- [EXERCISE]
Every line containing "triangle" should be identified and copied from the data below.

- [RECORD SET]
- Opening Delimiter -

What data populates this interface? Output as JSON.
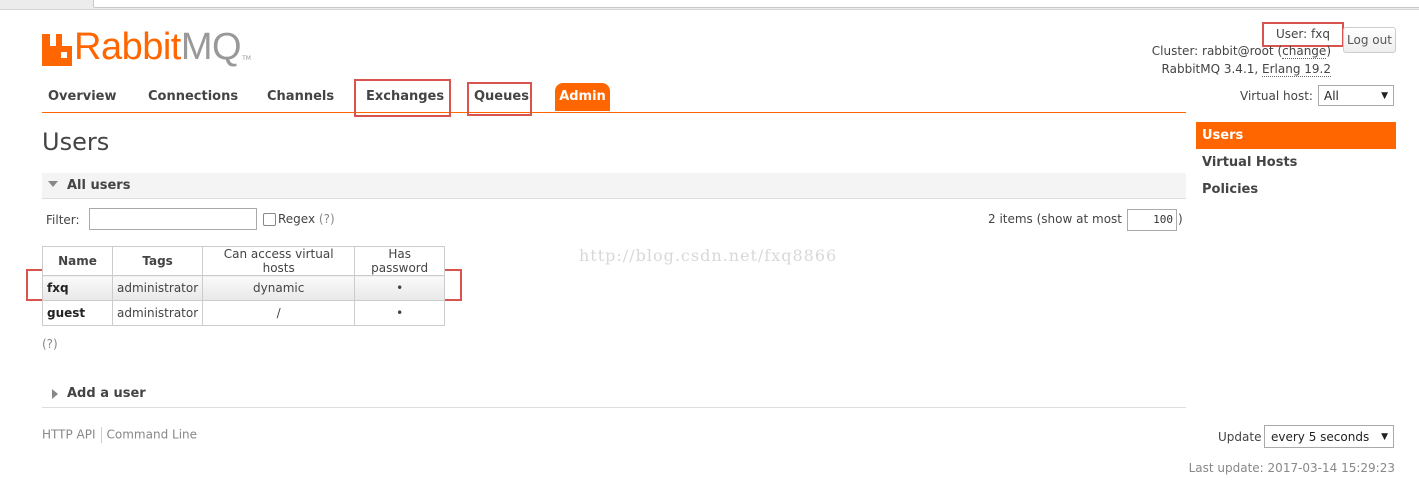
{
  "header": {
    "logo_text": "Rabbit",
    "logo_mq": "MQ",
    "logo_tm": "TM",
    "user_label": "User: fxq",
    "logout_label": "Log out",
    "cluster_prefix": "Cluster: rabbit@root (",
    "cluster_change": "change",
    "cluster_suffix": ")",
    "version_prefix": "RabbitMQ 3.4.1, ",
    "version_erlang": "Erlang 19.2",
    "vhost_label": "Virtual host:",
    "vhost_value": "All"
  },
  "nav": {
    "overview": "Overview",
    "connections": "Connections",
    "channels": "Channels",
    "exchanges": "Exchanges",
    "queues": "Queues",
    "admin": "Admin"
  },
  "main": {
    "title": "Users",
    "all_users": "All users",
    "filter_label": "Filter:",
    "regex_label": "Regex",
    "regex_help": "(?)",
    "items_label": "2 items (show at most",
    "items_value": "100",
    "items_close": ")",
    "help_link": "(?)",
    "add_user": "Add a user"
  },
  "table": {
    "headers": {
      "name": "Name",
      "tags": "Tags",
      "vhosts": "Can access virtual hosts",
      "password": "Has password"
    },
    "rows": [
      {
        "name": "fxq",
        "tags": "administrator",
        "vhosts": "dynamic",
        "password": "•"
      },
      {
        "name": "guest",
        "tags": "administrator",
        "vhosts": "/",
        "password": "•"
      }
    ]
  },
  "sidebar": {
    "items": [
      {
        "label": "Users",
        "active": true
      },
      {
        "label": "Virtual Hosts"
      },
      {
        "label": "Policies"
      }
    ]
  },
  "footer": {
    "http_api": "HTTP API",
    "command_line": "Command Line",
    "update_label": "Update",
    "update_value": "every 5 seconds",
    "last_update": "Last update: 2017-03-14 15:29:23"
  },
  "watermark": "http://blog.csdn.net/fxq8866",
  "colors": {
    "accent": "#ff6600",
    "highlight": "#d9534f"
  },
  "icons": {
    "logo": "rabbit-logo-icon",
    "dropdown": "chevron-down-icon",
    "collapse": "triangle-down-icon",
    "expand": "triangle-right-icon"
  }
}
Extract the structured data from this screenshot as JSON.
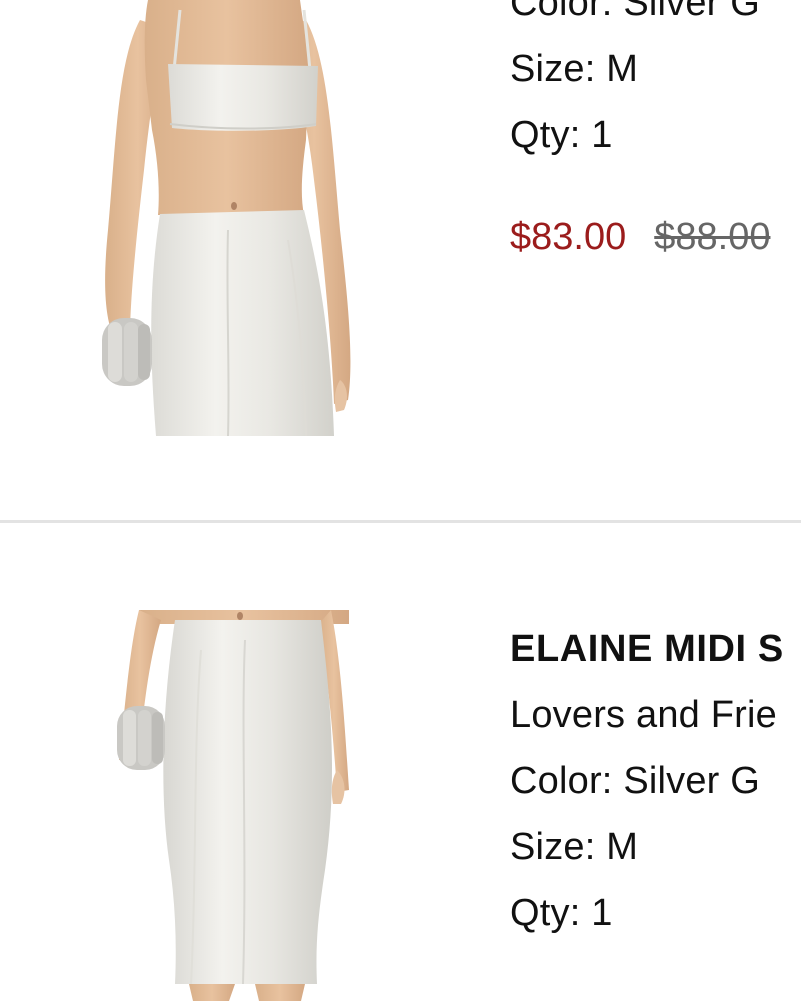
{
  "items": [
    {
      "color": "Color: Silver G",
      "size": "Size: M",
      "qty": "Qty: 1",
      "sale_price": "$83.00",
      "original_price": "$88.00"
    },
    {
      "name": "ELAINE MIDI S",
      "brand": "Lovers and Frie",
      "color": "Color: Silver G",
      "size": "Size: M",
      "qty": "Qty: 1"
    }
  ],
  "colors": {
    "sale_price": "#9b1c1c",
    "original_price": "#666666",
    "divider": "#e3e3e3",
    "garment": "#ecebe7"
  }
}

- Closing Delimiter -

- [ANSWER TO THE PROBLEM]
    "collapse": "triangle-down-icon",
    "expand": "triangle-right-icon"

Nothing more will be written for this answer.